Right now the demand for specific traits is low – less than one per cent of total sales, he said.
But there are exceptions, he added. A rising demand for trans fat-free cooking oil requires an identity preserved (IP) system for growing oilseeds. Some three million acres of canola in Western Canada are produced through a closed-loop system to guarantee the integrity of the product, Penner said.
Also, Warburton, a large U. K. baker, buys specific varieties and qualities of Canada Western Red Spr ing wheat through an IP program.
The June 2-3 conference assembled representatives from industry, government and academia to articulate a national traceability research and development strategy.
Speakers agreed food and livestock traceability is essential to ensuring food safety and animal health.
“Traceability is not an option. It’s an expectation,” said Allan Preston, a Manitoba Agriculture, Food and Rural Initiatives assistant deputy minister. “The traceability train has left the station.”
Traceability in Canada took a big leap forward in 2006 when agriculture ministers mandated a national animal food traceability system.
Traceability involves identifying animals or products, following their movements and identifying their departures and destinations.
Regulated animal identification programs currently exist for beef cattle, dairy cattle, bison and sheep.
Animals must carry a registered ID tag before leaving their farm of origin. This enables authorities to trace back animals in case of a disease outbreak or food safety emergency.
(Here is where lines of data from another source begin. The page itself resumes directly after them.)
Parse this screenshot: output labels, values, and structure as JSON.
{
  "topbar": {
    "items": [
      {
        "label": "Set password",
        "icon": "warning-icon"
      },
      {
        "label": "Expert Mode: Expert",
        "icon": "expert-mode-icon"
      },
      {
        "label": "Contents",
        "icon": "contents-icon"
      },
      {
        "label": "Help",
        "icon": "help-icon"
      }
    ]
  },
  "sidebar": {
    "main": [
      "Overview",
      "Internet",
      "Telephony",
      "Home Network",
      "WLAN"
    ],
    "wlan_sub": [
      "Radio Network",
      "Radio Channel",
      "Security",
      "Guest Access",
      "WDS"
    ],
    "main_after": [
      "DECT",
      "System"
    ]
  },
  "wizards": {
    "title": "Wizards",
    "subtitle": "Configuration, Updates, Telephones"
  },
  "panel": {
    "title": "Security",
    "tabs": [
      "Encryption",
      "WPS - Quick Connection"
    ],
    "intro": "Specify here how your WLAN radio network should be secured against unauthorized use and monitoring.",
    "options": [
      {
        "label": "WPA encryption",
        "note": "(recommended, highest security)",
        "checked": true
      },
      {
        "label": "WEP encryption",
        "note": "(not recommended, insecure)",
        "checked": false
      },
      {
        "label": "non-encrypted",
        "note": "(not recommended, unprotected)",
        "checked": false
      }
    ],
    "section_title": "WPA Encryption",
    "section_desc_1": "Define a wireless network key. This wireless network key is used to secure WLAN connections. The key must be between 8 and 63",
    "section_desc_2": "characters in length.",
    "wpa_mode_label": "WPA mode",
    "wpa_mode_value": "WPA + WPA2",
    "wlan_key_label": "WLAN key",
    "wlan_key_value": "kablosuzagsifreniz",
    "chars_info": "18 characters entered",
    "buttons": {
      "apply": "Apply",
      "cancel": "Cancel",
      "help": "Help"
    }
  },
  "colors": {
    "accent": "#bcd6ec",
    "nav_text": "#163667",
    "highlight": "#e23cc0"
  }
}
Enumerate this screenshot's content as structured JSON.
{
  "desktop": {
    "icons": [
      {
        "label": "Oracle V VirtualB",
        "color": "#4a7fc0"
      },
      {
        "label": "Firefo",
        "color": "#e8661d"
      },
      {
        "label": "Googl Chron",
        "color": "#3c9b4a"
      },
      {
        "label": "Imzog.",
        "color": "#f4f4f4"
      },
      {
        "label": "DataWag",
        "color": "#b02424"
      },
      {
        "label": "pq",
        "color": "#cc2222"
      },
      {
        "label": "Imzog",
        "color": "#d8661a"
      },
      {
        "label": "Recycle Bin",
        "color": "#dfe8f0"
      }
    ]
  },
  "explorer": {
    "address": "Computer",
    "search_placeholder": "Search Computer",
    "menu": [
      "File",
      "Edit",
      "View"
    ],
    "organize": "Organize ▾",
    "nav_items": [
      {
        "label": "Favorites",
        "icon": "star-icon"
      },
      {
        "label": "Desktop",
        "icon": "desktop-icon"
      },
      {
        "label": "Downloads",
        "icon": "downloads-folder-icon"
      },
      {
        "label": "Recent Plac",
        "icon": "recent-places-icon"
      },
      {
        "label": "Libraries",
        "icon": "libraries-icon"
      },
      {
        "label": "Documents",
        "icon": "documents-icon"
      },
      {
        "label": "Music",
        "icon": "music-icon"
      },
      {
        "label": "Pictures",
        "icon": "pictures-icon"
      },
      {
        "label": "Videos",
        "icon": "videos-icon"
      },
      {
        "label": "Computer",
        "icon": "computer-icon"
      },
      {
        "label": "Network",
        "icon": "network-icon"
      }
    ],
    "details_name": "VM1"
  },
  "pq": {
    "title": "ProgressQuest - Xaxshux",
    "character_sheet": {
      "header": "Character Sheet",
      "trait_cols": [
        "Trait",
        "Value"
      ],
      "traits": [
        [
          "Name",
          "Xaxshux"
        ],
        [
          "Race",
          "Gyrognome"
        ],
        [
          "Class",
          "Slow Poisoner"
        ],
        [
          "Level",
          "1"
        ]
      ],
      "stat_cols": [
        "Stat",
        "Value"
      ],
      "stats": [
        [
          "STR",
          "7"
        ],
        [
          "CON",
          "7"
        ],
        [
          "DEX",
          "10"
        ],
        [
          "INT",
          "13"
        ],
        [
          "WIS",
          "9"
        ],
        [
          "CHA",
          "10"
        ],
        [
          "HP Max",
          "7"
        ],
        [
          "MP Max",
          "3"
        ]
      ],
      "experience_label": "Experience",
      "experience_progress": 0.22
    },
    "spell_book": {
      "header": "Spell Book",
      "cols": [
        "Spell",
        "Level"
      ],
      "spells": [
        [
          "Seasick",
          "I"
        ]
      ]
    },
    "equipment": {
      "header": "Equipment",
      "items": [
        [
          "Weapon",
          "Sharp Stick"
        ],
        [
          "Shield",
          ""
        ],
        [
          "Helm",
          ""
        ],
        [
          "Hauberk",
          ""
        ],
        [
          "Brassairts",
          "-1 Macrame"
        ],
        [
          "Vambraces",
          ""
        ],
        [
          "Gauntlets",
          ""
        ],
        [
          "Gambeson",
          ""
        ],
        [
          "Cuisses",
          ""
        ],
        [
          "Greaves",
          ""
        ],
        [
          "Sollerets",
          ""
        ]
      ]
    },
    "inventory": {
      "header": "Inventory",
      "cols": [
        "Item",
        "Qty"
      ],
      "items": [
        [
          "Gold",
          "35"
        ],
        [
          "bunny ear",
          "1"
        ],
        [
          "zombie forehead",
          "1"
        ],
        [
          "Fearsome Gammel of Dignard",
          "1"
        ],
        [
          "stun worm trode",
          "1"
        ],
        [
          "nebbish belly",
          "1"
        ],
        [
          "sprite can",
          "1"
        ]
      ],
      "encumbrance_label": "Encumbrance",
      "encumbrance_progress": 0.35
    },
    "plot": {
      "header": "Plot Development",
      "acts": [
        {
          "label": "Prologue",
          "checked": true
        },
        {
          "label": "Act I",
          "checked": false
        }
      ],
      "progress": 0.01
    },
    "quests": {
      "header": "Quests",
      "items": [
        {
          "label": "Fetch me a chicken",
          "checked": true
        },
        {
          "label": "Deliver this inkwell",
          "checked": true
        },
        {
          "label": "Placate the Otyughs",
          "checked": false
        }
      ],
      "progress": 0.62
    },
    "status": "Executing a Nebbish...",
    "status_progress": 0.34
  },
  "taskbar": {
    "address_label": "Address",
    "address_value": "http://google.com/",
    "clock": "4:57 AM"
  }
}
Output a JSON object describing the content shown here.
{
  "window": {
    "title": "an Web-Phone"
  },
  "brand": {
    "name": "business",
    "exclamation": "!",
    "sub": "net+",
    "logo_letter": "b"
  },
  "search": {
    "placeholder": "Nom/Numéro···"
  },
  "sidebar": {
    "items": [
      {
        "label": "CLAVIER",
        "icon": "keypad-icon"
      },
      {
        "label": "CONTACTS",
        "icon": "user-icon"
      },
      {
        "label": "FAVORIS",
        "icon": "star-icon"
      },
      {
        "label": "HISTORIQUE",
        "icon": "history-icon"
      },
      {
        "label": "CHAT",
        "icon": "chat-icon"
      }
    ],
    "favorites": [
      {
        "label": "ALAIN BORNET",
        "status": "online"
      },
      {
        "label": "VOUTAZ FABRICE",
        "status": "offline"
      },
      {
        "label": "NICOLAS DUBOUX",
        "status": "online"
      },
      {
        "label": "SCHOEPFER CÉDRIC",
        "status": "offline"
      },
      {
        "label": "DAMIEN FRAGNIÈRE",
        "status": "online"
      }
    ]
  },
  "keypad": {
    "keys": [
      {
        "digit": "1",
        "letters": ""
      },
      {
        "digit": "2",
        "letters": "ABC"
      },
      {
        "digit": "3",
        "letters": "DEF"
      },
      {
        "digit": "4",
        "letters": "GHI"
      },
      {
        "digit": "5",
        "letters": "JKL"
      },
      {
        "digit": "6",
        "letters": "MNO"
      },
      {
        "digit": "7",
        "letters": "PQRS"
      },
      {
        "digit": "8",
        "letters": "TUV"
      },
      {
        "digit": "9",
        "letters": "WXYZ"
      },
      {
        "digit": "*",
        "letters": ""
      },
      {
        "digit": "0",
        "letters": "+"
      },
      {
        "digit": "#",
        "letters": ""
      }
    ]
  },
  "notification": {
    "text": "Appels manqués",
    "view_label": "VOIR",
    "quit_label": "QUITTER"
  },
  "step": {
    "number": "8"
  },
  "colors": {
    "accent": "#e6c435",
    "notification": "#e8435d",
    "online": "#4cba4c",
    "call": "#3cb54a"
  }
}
But while livestock traceability from the farm to the processor is becoming compulsory, the system does not extend that traceability from the processor through to the store. [email protected]